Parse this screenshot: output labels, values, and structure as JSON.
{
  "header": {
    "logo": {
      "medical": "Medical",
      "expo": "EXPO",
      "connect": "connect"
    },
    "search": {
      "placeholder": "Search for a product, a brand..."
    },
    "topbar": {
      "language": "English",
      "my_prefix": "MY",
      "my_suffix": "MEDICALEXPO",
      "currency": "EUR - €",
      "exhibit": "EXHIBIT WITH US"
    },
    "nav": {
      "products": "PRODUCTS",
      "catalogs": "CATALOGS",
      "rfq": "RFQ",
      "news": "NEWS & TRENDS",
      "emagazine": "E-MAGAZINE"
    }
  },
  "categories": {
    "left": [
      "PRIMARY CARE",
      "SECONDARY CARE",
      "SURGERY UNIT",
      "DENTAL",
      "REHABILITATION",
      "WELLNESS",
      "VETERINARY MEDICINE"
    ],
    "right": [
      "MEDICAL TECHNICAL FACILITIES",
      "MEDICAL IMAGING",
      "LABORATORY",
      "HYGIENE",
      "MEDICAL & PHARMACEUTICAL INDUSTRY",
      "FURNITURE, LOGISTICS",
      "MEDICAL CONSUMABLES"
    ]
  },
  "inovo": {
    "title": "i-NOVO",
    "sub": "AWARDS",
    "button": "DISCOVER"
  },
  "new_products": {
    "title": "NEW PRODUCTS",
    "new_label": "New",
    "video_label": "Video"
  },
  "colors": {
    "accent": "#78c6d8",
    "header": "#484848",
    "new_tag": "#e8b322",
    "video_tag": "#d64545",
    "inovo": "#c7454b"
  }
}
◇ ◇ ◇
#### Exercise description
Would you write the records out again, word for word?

#### Response to this exercise
Parse this screenshot: output labels, values, and structure as JSON.
{
  "header": {
    "logo": {
      "medical": "Medical",
      "expo": "EXPO",
      "connect": "connect"
    },
    "search": {
      "placeholder": "Search for a product, a brand..."
    },
    "topbar": {
      "language": "English",
      "my_prefix": "MY",
      "my_suffix": "MEDICALEXPO",
      "currency": "EUR - €",
      "exhibit": "EXHIBIT WITH US"
    },
    "nav": {
      "products": "PRODUCTS",
      "catalogs": "CATALOGS",
      "rfq": "RFQ",
      "news": "NEWS & TRENDS",
      "emagazine": "E-MAGAZINE"
    }
  },
  "categories": {
    "left": [
      "PRIMARY CARE",
      "SECONDARY CARE",
      "SURGERY UNIT",
      "DENTAL",
      "REHABILITATION",
      "WELLNESS",
      "VETERINARY MEDICINE"
    ],
    "right": [
      "MEDICAL TECHNICAL FACILITIES",
      "MEDICAL IMAGING",
      "LABORATORY",
      "HYGIENE",
      "MEDICAL & PHARMACEUTICAL INDUSTRY",
      "FURNITURE, LOGISTICS",
      "MEDICAL CONSUMABLES"
    ]
  },
  "inovo": {
    "title": "i-NOVO",
    "sub": "AWARDS",
    "button": "DISCOVER"
  },
  "new_products": {
    "title": "NEW PRODUCTS",
    "new_label": "New",
    "video_label": "Video"
  },
  "colors": {
    "accent": "#78c6d8",
    "header": "#484848",
    "new_tag": "#e8b322",
    "video_tag": "#d64545",
    "inovo": "#c7454b"
  }
}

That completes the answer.